TASK ITEM:
Exactly as they appear, set down all of the records.

>>>

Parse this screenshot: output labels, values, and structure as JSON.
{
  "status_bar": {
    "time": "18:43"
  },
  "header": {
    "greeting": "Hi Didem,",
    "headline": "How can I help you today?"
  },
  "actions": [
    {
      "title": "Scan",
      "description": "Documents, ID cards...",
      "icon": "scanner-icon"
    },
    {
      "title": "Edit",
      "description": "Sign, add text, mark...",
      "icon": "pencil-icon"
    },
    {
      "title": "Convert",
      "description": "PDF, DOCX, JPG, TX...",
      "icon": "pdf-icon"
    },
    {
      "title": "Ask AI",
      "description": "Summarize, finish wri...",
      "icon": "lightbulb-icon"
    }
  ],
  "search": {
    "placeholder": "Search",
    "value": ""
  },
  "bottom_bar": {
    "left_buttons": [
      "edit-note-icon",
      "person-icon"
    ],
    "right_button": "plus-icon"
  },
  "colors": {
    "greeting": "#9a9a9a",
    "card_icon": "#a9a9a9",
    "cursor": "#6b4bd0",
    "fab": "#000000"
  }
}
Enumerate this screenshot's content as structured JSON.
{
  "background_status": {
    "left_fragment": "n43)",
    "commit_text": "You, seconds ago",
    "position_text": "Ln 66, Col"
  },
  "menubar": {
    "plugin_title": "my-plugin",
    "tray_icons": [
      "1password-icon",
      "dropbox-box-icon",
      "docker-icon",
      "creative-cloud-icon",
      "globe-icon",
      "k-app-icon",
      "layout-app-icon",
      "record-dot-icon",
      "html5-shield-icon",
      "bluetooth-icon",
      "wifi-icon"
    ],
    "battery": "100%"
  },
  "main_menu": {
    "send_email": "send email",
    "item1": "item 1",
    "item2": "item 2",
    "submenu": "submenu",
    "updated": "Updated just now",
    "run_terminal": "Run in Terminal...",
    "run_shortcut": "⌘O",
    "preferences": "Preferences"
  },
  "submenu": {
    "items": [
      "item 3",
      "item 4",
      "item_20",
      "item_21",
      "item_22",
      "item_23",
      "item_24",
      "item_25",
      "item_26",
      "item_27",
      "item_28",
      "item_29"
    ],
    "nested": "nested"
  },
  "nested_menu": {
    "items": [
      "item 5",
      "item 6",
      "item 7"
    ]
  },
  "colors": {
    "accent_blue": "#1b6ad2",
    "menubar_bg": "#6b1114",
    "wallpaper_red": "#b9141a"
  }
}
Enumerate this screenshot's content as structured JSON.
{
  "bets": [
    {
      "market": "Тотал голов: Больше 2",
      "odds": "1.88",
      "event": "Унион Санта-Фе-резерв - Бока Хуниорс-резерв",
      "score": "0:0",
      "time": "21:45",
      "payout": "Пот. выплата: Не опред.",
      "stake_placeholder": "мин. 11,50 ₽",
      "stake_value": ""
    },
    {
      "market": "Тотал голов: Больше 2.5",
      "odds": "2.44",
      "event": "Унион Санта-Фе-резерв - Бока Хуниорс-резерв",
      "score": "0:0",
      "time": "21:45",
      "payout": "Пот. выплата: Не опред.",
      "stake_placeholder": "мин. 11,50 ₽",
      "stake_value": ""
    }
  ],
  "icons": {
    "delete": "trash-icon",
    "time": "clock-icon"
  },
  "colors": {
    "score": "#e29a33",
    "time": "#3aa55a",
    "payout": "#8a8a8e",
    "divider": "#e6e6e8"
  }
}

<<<

THE COMPLETED TASK:
Parse this screenshot: output labels, values, and structure as JSON.
{
  "status_bar": {
    "time": "18:43"
  },
  "header": {
    "greeting": "Hi Didem,",
    "headline": "How can I help you today?"
  },
  "actions": [
    {
      "title": "Scan",
      "description": "Documents, ID cards...",
      "icon": "scanner-icon"
    },
    {
      "title": "Edit",
      "description": "Sign, add text, mark...",
      "icon": "pencil-icon"
    },
    {
      "title": "Convert",
      "description": "PDF, DOCX, JPG, TX...",
      "icon": "pdf-icon"
    },
    {
      "title": "Ask AI",
      "description": "Summarize, finish wri...",
      "icon": "lightbulb-icon"
    }
  ],
  "search": {
    "placeholder": "Search",
    "value": ""
  },
  "bottom_bar": {
    "left_buttons": [
      "edit-note-icon",
      "person-icon"
    ],
    "right_button": "plus-icon"
  },
  "colors": {
    "greeting": "#9a9a9a",
    "card_icon": "#a9a9a9",
    "cursor": "#6b4bd0",
    "fab": "#000000"
  }
}
Enumerate this screenshot's content as structured JSON.
{
  "background_status": {
    "left_fragment": "n43)",
    "commit_text": "You, seconds ago",
    "position_text": "Ln 66, Col"
  },
  "menubar": {
    "plugin_title": "my-plugin",
    "tray_icons": [
      "1password-icon",
      "dropbox-box-icon",
      "docker-icon",
      "creative-cloud-icon",
      "globe-icon",
      "k-app-icon",
      "layout-app-icon",
      "record-dot-icon",
      "html5-shield-icon",
      "bluetooth-icon",
      "wifi-icon"
    ],
    "battery": "100%"
  },
  "main_menu": {
    "send_email": "send email",
    "item1": "item 1",
    "item2": "item 2",
    "submenu": "submenu",
    "updated": "Updated just now",
    "run_terminal": "Run in Terminal...",
    "run_shortcut": "⌘O",
    "preferences": "Preferences"
  },
  "submenu": {
    "items": [
      "item 3",
      "item 4",
      "item_20",
      "item_21",
      "item_22",
      "item_23",
      "item_24",
      "item_25",
      "item_26",
      "item_27",
      "item_28",
      "item_29"
    ],
    "nested": "nested"
  },
  "nested_menu": {
    "items": [
      "item 5",
      "item 6",
      "item 7"
    ]
  },
  "colors": {
    "accent_blue": "#1b6ad2",
    "menubar_bg": "#6b1114",
    "wallpaper_red": "#b9141a"
  }
}
Enumerate this screenshot's content as structured JSON.
{
  "bets": [
    {
      "market": "Тотал голов: Больше 2",
      "odds": "1.88",
      "event": "Унион Санта-Фе-резерв - Бока Хуниорс-резерв",
      "score": "0:0",
      "time": "21:45",
      "payout": "Пот. выплата: Не опред.",
      "stake_placeholder": "мин. 11,50 ₽",
      "stake_value": ""
    },
    {
      "market": "Тотал голов: Больше 2.5",
      "odds": "2.44",
      "event": "Унион Санта-Фе-резерв - Бока Хуниорс-резерв",
      "score": "0:0",
      "time": "21:45",
      "payout": "Пот. выплата: Не опред.",
      "stake_placeholder": "мин. 11,50 ₽",
      "stake_value": ""
    }
  ],
  "icons": {
    "delete": "trash-icon",
    "time": "clock-icon"
  },
  "colors": {
    "score": "#e29a33",
    "time": "#3aa55a",
    "payout": "#8a8a8e",
    "divider": "#e6e6e8"
  }
}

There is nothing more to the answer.